Range-North and Central America; region wide in appropriate habitat in the PNW.
Eats-Both living and dead terrestrial insects that fall into the water, as well as aquatic insects that come to the surface; will engage in cannibalism during food shortages.
Eaten by-Frogs, Dytiscus beetles, fish, and birds are known to prey on them, although the distasteful secretions of the metathoracic scent glands probably limit their importance in the diet of any of these organisms. However, nymphs and those molting into adults lack such glands, and are therefore more susceptible to predation by organisms that haven’t previously experienced the distasteful adults.
Adults active– Possibly year around, although they go into diapause when their habitat water freezes.
Life cycle-Eggs are laid on plant stems at the water’s edge, and on objects just below the surface, and incubation takes 1-2 weeks; they go through 5 nymphal stages (instars) before adulthood, which takes 3-6 weeks depending on air and water temperature; in our region they appear to have 1-3 broods per year, although each individual female only reproduces one per year; may live up to 18 months.
Etymology of names–Aquarius is from the Latin for ‘of water’, but whether this just refers to their habitat, or has connotations regarding the constellation, I cannot ascertain.

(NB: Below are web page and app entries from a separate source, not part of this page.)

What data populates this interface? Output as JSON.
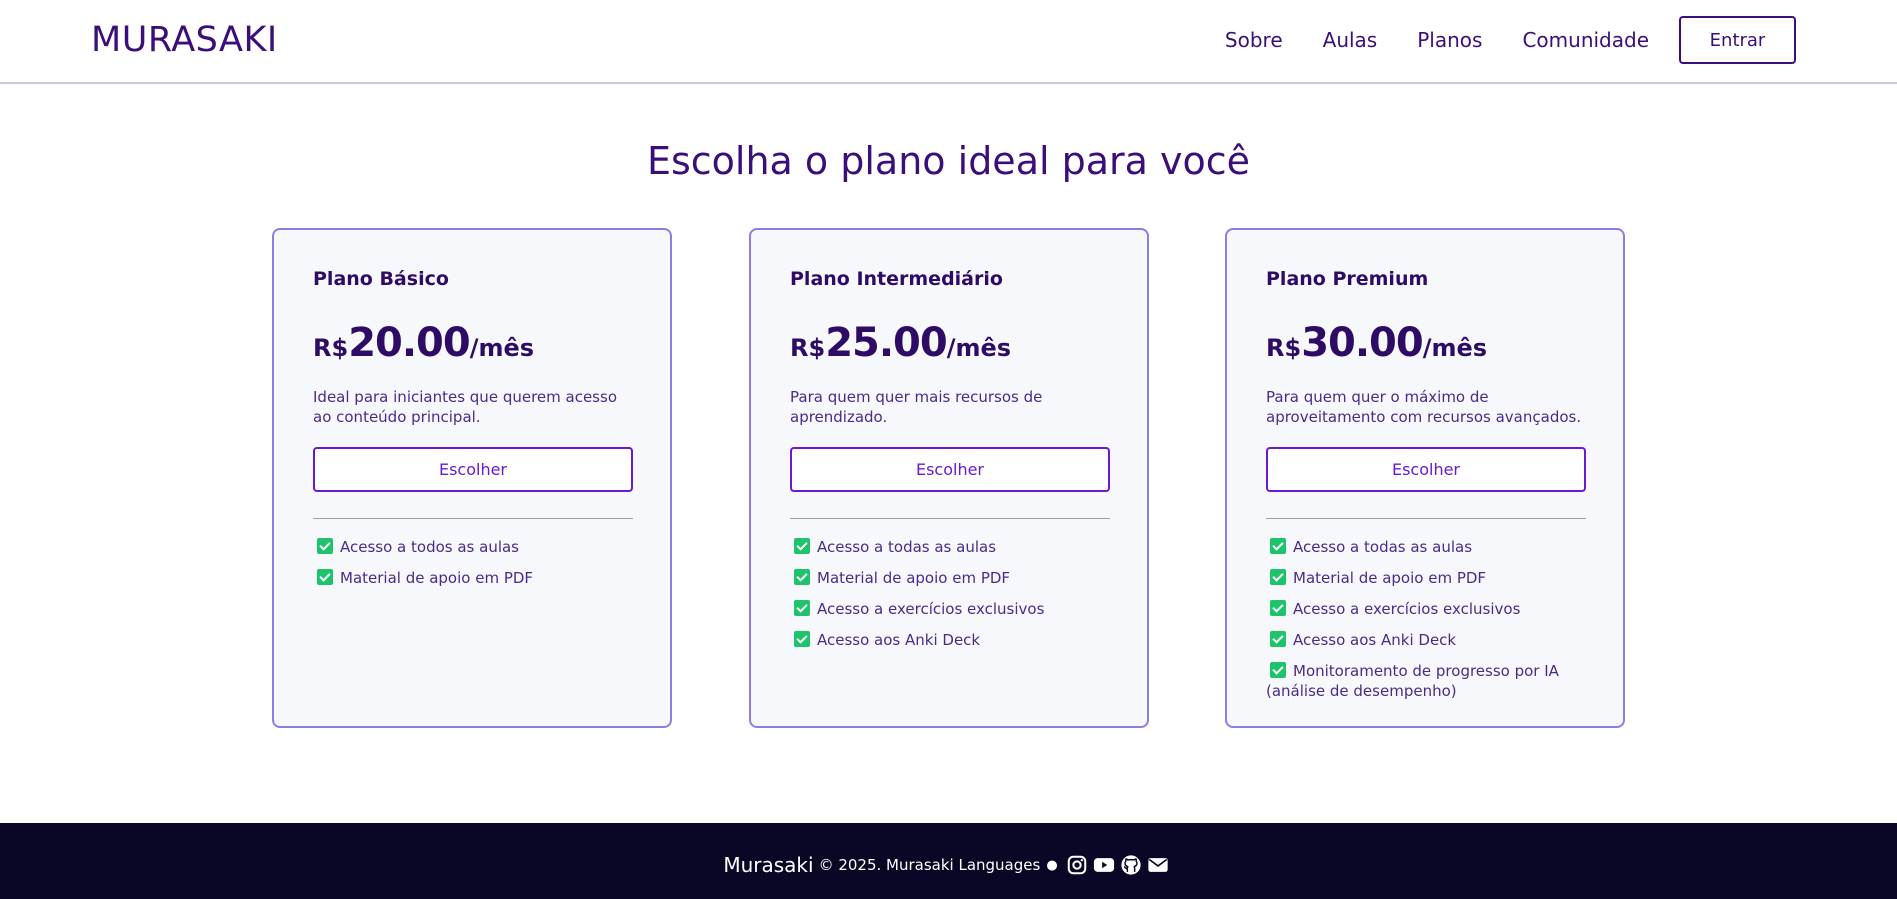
{
  "header": {
    "logo": "MURASAKI",
    "nav": [
      "Sobre",
      "Aulas",
      "Planos",
      "Comunidade"
    ],
    "login_label": "Entrar"
  },
  "main": {
    "title": "Escolha o plano ideal para você",
    "plans": [
      {
        "name": "Plano Básico",
        "currency": "R$",
        "amount": "20.00",
        "period": "/mês",
        "description": "Ideal para iniciantes que querem acesso ao conteúdo principal.",
        "button": "Escolher",
        "features": [
          "Acesso a todos as aulas",
          "Material de apoio em PDF"
        ]
      },
      {
        "name": "Plano Intermediário",
        "currency": "R$",
        "amount": "25.00",
        "period": "/mês",
        "description": "Para quem quer mais recursos de aprendizado.",
        "button": "Escolher",
        "features": [
          "Acesso a todas as aulas",
          "Material de apoio em PDF",
          "Acesso a exercícios exclusivos",
          "Acesso aos Anki Deck"
        ]
      },
      {
        "name": "Plano Premium",
        "currency": "R$",
        "amount": "30.00",
        "period": "/mês",
        "description": "Para quem quer o máximo de aproveitamento com recursos avançados.",
        "button": "Escolher",
        "features": [
          "Acesso a todas as aulas",
          "Material de apoio em PDF",
          "Acesso a exercícios exclusivos",
          "Acesso aos Anki Deck",
          "Monitoramento de progresso por IA (análise de desempenho)"
        ]
      }
    ]
  },
  "footer": {
    "brand": "Murasaki",
    "copyright": "© 2025. Murasaki Languages",
    "separator": "●",
    "icons": [
      "instagram-icon",
      "youtube-icon",
      "github-icon",
      "mail-icon"
    ]
  },
  "colors": {
    "primary": "#3b0f7a",
    "accent": "#6a1ad0",
    "card_border": "#8a7fe8",
    "check": "#1ec46b",
    "footer_bg": "#0a0726"
  }
}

The specific epithet remigis is from the Latin for ‘rowers’, an obvious reference to their means of locomotion.